Does Tagging Help or Hinder Marketing’s Content Management Success?
According to SiriusDecisions, enterprise organizations spend an average of $17.5 million annually on content creation. $2.3 million of that is being wasted on content that can’t be found or used by the organization. Leading B2B marketing teams are constantly looking for ways to make their content investments last longer and have more of an impact, oftentimes turning to content management systems that can efficiently organize content for sales to search, locate and use.
There are a number of ways that B2B organizations can successfully organize and manage content for different audiences—search, tags, and contextual push to name a few. Marketing technology has come a long way in terms of content optimization and efficiency, but tagging and search capabilities are oftentimes making marketers’ jobs even more complicated and error-prone. I spoke with a number of content experts who expressed their opinions about tagging best practices and how marketing teams can effectively get the right content into the right hands at the right times:
“Of course, content can be found without tags; but why not make it as easy as possible for our future selves? It’s important to establish content tagging guidelines that will be enforced in all areas of your company. Creating guidelines and habits of tagging content will make it easy for everyone to find what they need.” –Tracy Willis, Content Strategist, N2Q Consulting
Tracy offers a great point that tagging guidelines and habits should be reinforced for any and all marketers who will be responsible for tagging content. But inconsistencies may arise when too many people have tagging abilities:
“Tagging can become a tangled web of confusion for your content. The challenge comes when anyone can create tags. You end up with multiple variations of tags that exponentially increase your tag pool. The key to keeping your tagging under control and confusion free is to create a tag taxonomy. This sets the specific tag to use for your document themes, categories and uses. It’s important to have one owner of the taxonomy. This keeps tight control over the taxonomy and reduces inadvertent redundancies.” –David Waterman, The Search Agency
David brings us to the theme of control when it comes to tagging. While it’s great to have a single person responsible for tagging content, the tags may not perfectly align with how others in the organization are searching for content. For example, in large organizations, marketers may not have the best visibility into how sales teams search for and access content. Amar Sheth brings up a fantastic way to better align sales and marketing around content:

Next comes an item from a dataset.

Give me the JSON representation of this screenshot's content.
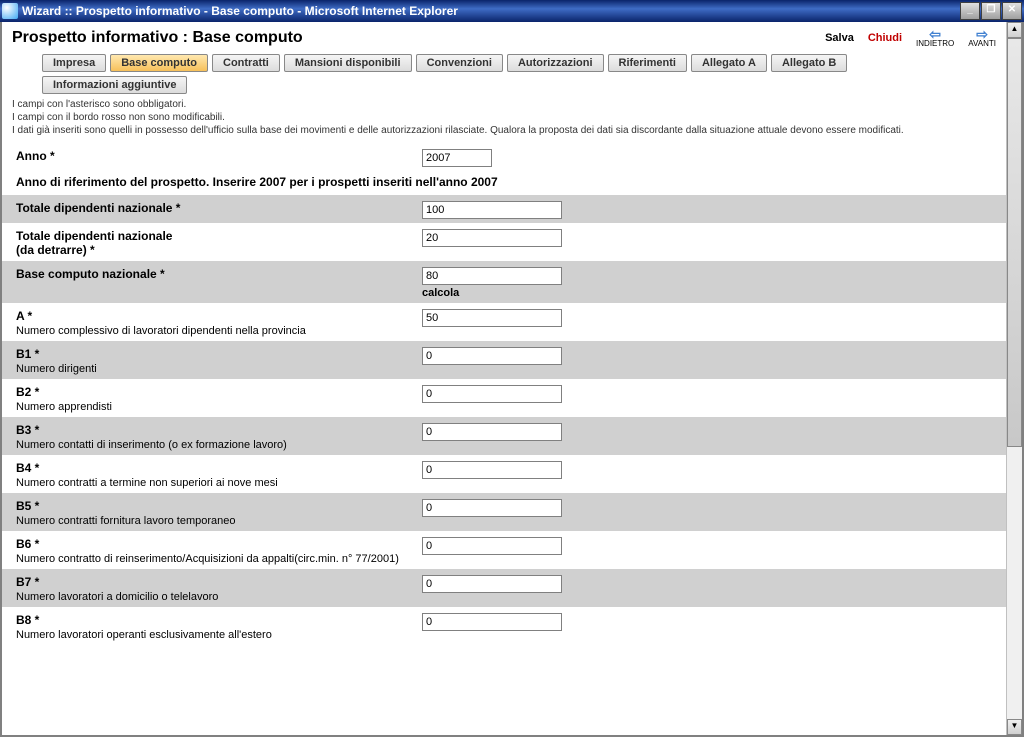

“One of the best ways to increase content finding and sharing is to align content into stages of the buying journey. Tags serve a good purpose but they’re not enough. The key is to have sales and marketing leaders align on a unified buying journey vision that takes into account the modern B2B buyer. This makes it much simpler to organize content by buying journey stage. And, within this, tags and other taxonomy principles apply. We’ve seen beautiful and well-laid out content libraries from hundreds of organizations, with virtually no usage by sales. It’s because sales is focused on helping buyers and understands the different stages of buying process. –Amar Sheth, VP of Customer Success, Sales for Life
All of these best practices echo the ideology that process and theme are necessary to effectively tag and organize content. So why would organizations throw that caution and control to the wind with “automagic” tagging—allowing an algorithm to automatically tag content?
“For organizations that simply don’t have the time or resources for manual tagging, auto-tagging can be a great solution. That said, auto-tagging should be used with caution. Especially within the first few months of implementing a new system, marketers need to carefully check tags to ensure they are accurate and relevant. Additionally, organizations with time-sensitive content and goals should consider the shelf-life of their content. You don’t want an outdated asset from six years ago to pop up when searching for relevant materials.”
–Rachel Peters, Marketing Manager, Big Leap
Auto-tagging technology might be onto something when it comes to reducing marketing’s manual efforts and saving teams time. But in reality, it cuts out too much of the process and control that marketers crave—and need—to effectively serve sales. The good news for B2B marketers is that there is a happy medium: using metadata tagging to organize content in to dynamically generated folders. Metadata tagging allows for marketers to choose from a previously agreed-upon list of tags—ideally segmented by buyer persona, stage in buyer journey, and other customer-centric and sales-friendly tags for each piece of content. These tags then dictate which content is automatically pulled into the right dynamic folders that are served to the right internal audiences (sales teams, for example). This process is ideal for marketing teams that want to free up the time previously spent organizing and searching for content, but still wish to maintain control and visibility of where content is distributed and used. It is also perfect for serving up the right content to sales teams to ensure that they are using the appropriate content to have relevant conversations with buyers.
Vendors that offer automagic algorithms that tag content without any human effort may sound great on paper, especially in the day and age where technology trumps human effort. And automagic tagging might be great for marketers who are ready to let go of all control of content management and distribution. But for those who want to ensure that sales teams and other internal audiences have access to only the most relevant content when they need it, using metadata tagging plus dynamic folders may be your best bet.